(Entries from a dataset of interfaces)
================

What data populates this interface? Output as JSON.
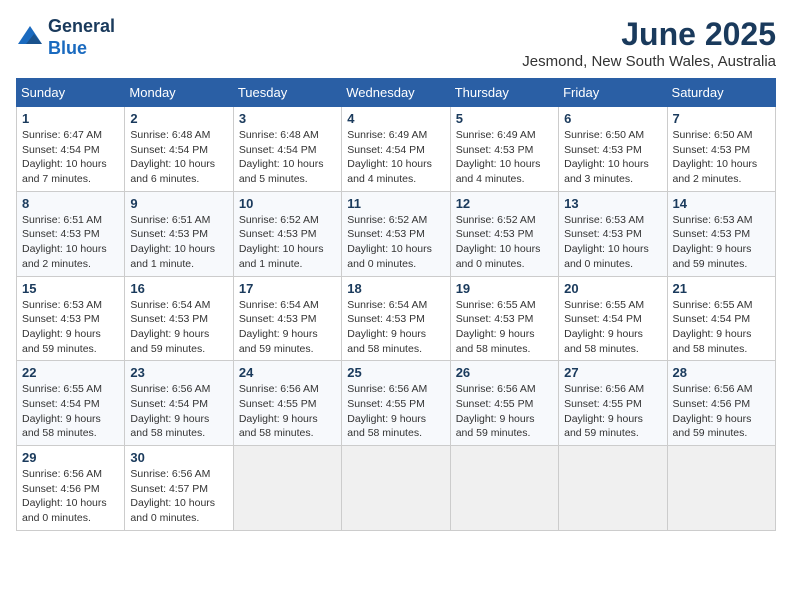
{
  "logo": {
    "line1": "General",
    "line2": "Blue"
  },
  "title": "June 2025",
  "location": "Jesmond, New South Wales, Australia",
  "days_of_week": [
    "Sunday",
    "Monday",
    "Tuesday",
    "Wednesday",
    "Thursday",
    "Friday",
    "Saturday"
  ],
  "weeks": [
    [
      {
        "day": "1",
        "info": "Sunrise: 6:47 AM\nSunset: 4:54 PM\nDaylight: 10 hours\nand 7 minutes."
      },
      {
        "day": "2",
        "info": "Sunrise: 6:48 AM\nSunset: 4:54 PM\nDaylight: 10 hours\nand 6 minutes."
      },
      {
        "day": "3",
        "info": "Sunrise: 6:48 AM\nSunset: 4:54 PM\nDaylight: 10 hours\nand 5 minutes."
      },
      {
        "day": "4",
        "info": "Sunrise: 6:49 AM\nSunset: 4:54 PM\nDaylight: 10 hours\nand 4 minutes."
      },
      {
        "day": "5",
        "info": "Sunrise: 6:49 AM\nSunset: 4:53 PM\nDaylight: 10 hours\nand 4 minutes."
      },
      {
        "day": "6",
        "info": "Sunrise: 6:50 AM\nSunset: 4:53 PM\nDaylight: 10 hours\nand 3 minutes."
      },
      {
        "day": "7",
        "info": "Sunrise: 6:50 AM\nSunset: 4:53 PM\nDaylight: 10 hours\nand 2 minutes."
      }
    ],
    [
      {
        "day": "8",
        "info": "Sunrise: 6:51 AM\nSunset: 4:53 PM\nDaylight: 10 hours\nand 2 minutes."
      },
      {
        "day": "9",
        "info": "Sunrise: 6:51 AM\nSunset: 4:53 PM\nDaylight: 10 hours\nand 1 minute."
      },
      {
        "day": "10",
        "info": "Sunrise: 6:52 AM\nSunset: 4:53 PM\nDaylight: 10 hours\nand 1 minute."
      },
      {
        "day": "11",
        "info": "Sunrise: 6:52 AM\nSunset: 4:53 PM\nDaylight: 10 hours\nand 0 minutes."
      },
      {
        "day": "12",
        "info": "Sunrise: 6:52 AM\nSunset: 4:53 PM\nDaylight: 10 hours\nand 0 minutes."
      },
      {
        "day": "13",
        "info": "Sunrise: 6:53 AM\nSunset: 4:53 PM\nDaylight: 10 hours\nand 0 minutes."
      },
      {
        "day": "14",
        "info": "Sunrise: 6:53 AM\nSunset: 4:53 PM\nDaylight: 9 hours\nand 59 minutes."
      }
    ],
    [
      {
        "day": "15",
        "info": "Sunrise: 6:53 AM\nSunset: 4:53 PM\nDaylight: 9 hours\nand 59 minutes."
      },
      {
        "day": "16",
        "info": "Sunrise: 6:54 AM\nSunset: 4:53 PM\nDaylight: 9 hours\nand 59 minutes."
      },
      {
        "day": "17",
        "info": "Sunrise: 6:54 AM\nSunset: 4:53 PM\nDaylight: 9 hours\nand 59 minutes."
      },
      {
        "day": "18",
        "info": "Sunrise: 6:54 AM\nSunset: 4:53 PM\nDaylight: 9 hours\nand 58 minutes."
      },
      {
        "day": "19",
        "info": "Sunrise: 6:55 AM\nSunset: 4:53 PM\nDaylight: 9 hours\nand 58 minutes."
      },
      {
        "day": "20",
        "info": "Sunrise: 6:55 AM\nSunset: 4:54 PM\nDaylight: 9 hours\nand 58 minutes."
      },
      {
        "day": "21",
        "info": "Sunrise: 6:55 AM\nSunset: 4:54 PM\nDaylight: 9 hours\nand 58 minutes."
      }
    ],
    [
      {
        "day": "22",
        "info": "Sunrise: 6:55 AM\nSunset: 4:54 PM\nDaylight: 9 hours\nand 58 minutes."
      },
      {
        "day": "23",
        "info": "Sunrise: 6:56 AM\nSunset: 4:54 PM\nDaylight: 9 hours\nand 58 minutes."
      },
      {
        "day": "24",
        "info": "Sunrise: 6:56 AM\nSunset: 4:55 PM\nDaylight: 9 hours\nand 58 minutes."
      },
      {
        "day": "25",
        "info": "Sunrise: 6:56 AM\nSunset: 4:55 PM\nDaylight: 9 hours\nand 58 minutes."
      },
      {
        "day": "26",
        "info": "Sunrise: 6:56 AM\nSunset: 4:55 PM\nDaylight: 9 hours\nand 59 minutes."
      },
      {
        "day": "27",
        "info": "Sunrise: 6:56 AM\nSunset: 4:55 PM\nDaylight: 9 hours\nand 59 minutes."
      },
      {
        "day": "28",
        "info": "Sunrise: 6:56 AM\nSunset: 4:56 PM\nDaylight: 9 hours\nand 59 minutes."
      }
    ],
    [
      {
        "day": "29",
        "info": "Sunrise: 6:56 AM\nSunset: 4:56 PM\nDaylight: 10 hours\nand 0 minutes."
      },
      {
        "day": "30",
        "info": "Sunrise: 6:56 AM\nSunset: 4:57 PM\nDaylight: 10 hours\nand 0 minutes."
      },
      {
        "day": "",
        "info": ""
      },
      {
        "day": "",
        "info": ""
      },
      {
        "day": "",
        "info": ""
      },
      {
        "day": "",
        "info": ""
      },
      {
        "day": "",
        "info": ""
      }
    ]
  ]
}
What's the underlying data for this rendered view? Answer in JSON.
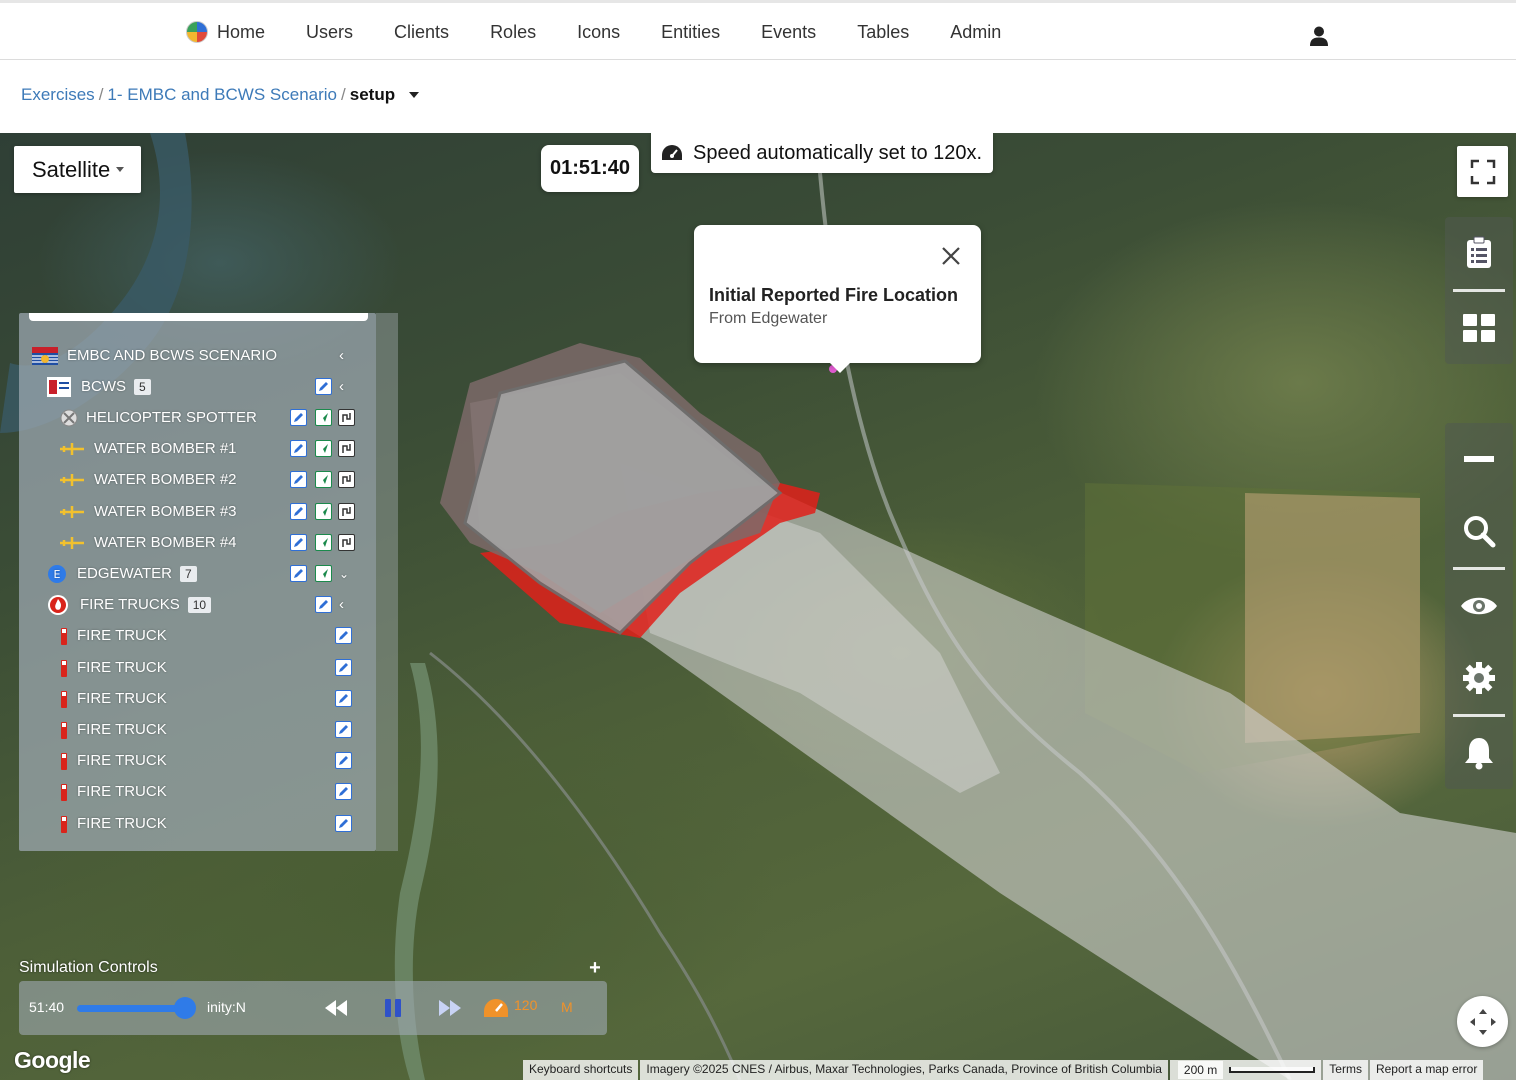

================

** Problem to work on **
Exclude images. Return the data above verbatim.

** Exercise result **
What data populates this interface? Output as JSON.
{
  "logo": {
    "line1": "General",
    "line2": "Blue"
  },
  "title": "June 2025",
  "location": "Jesmond, New South Wales, Australia",
  "days_of_week": [
    "Sunday",
    "Monday",
    "Tuesday",
    "Wednesday",
    "Thursday",
    "Friday",
    "Saturday"
  ],
  "weeks": [
    [
      {
        "day": "1",
        "info": "Sunrise: 6:47 AM\nSunset: 4:54 PM\nDaylight: 10 hours\nand 7 minutes."
      },
      {
        "day": "2",
        "info": "Sunrise: 6:48 AM\nSunset: 4:54 PM\nDaylight: 10 hours\nand 6 minutes."
      },
      {
        "day": "3",
        "info": "Sunrise: 6:48 AM\nSunset: 4:54 PM\nDaylight: 10 hours\nand 5 minutes."
      },
      {
        "day": "4",
        "info": "Sunrise: 6:49 AM\nSunset: 4:54 PM\nDaylight: 10 hours\nand 4 minutes."
      },
      {
        "day": "5",
        "info": "Sunrise: 6:49 AM\nSunset: 4:53 PM\nDaylight: 10 hours\nand 4 minutes."
      },
      {
        "day": "6",
        "info": "Sunrise: 6:50 AM\nSunset: 4:53 PM\nDaylight: 10 hours\nand 3 minutes."
      },
      {
        "day": "7",
        "info": "Sunrise: 6:50 AM\nSunset: 4:53 PM\nDaylight: 10 hours\nand 2 minutes."
      }
    ],
    [
      {
        "day": "8",
        "info": "Sunrise: 6:51 AM\nSunset: 4:53 PM\nDaylight: 10 hours\nand 2 minutes."
      },
      {
        "day": "9",
        "info": "Sunrise: 6:51 AM\nSunset: 4:53 PM\nDaylight: 10 hours\nand 1 minute."
      },
      {
        "day": "10",
        "info": "Sunrise: 6:52 AM\nSunset: 4:53 PM\nDaylight: 10 hours\nand 1 minute."
      },
      {
        "day": "11",
        "info": "Sunrise: 6:52 AM\nSunset: 4:53 PM\nDaylight: 10 hours\nand 0 minutes."
      },
      {
        "day": "12",
        "info": "Sunrise: 6:52 AM\nSunset: 4:53 PM\nDaylight: 10 hours\nand 0 minutes."
      },
      {
        "day": "13",
        "info": "Sunrise: 6:53 AM\nSunset: 4:53 PM\nDaylight: 10 hours\nand 0 minutes."
      },
      {
        "day": "14",
        "info": "Sunrise: 6:53 AM\nSunset: 4:53 PM\nDaylight: 9 hours\nand 59 minutes."
      }
    ],
    [
      {
        "day": "15",
        "info": "Sunrise: 6:53 AM\nSunset: 4:53 PM\nDaylight: 9 hours\nand 59 minutes."
      },
      {
        "day": "16",
        "info": "Sunrise: 6:54 AM\nSunset: 4:53 PM\nDaylight: 9 hours\nand 59 minutes."
      },
      {
        "day": "17",
        "info": "Sunrise: 6:54 AM\nSunset: 4:53 PM\nDaylight: 9 hours\nand 59 minutes."
      },
      {
        "day": "18",
        "info": "Sunrise: 6:54 AM\nSunset: 4:53 PM\nDaylight: 9 hours\nand 58 minutes."
      },
      {
        "day": "19",
        "info": "Sunrise: 6:55 AM\nSunset: 4:53 PM\nDaylight: 9 hours\nand 58 minutes."
      },
      {
        "day": "20",
        "info": "Sunrise: 6:55 AM\nSunset: 4:54 PM\nDaylight: 9 hours\nand 58 minutes."
      },
      {
        "day": "21",
        "info": "Sunrise: 6:55 AM\nSunset: 4:54 PM\nDaylight: 9 hours\nand 58 minutes."
      }
    ],
    [
      {
        "day": "22",
        "info": "Sunrise: 6:55 AM\nSunset: 4:54 PM\nDaylight: 9 hours\nand 58 minutes."
      },
      {
        "day": "23",
        "info": "Sunrise: 6:56 AM\nSunset: 4:54 PM\nDaylight: 9 hours\nand 58 minutes."
      },
      {
        "day": "24",
        "info": "Sunrise: 6:56 AM\nSunset: 4:55 PM\nDaylight: 9 hours\nand 58 minutes."
      },
      {
        "day": "25",
        "info": "Sunrise: 6:56 AM\nSunset: 4:55 PM\nDaylight: 9 hours\nand 58 minutes."
      },
      {
        "day": "26",
        "info": "Sunrise: 6:56 AM\nSunset: 4:55 PM\nDaylight: 9 hours\nand 59 minutes."
      },
      {
        "day": "27",
        "info": "Sunrise: 6:56 AM\nSunset: 4:55 PM\nDaylight: 9 hours\nand 59 minutes."
      },
      {
        "day": "28",
        "info": "Sunrise: 6:56 AM\nSunset: 4:56 PM\nDaylight: 9 hours\nand 59 minutes."
      }
    ],
    [
      {
        "day": "29",
        "info": "Sunrise: 6:56 AM\nSunset: 4:56 PM\nDaylight: 10 hours\nand 0 minutes."
      },
      {
        "day": "30",
        "info": "Sunrise: 6:56 AM\nSunset: 4:57 PM\nDaylight: 10 hours\nand 0 minutes."
      },
      {
        "day": "",
        "info": ""
      },
      {
        "day": "",
        "info": ""
      },
      {
        "day": "",
        "info": ""
      },
      {
        "day": "",
        "info": ""
      },
      {
        "day": "",
        "info": ""
      }
    ]
  ]
}
What's the underlying data for this rendered view? Answer in JSON.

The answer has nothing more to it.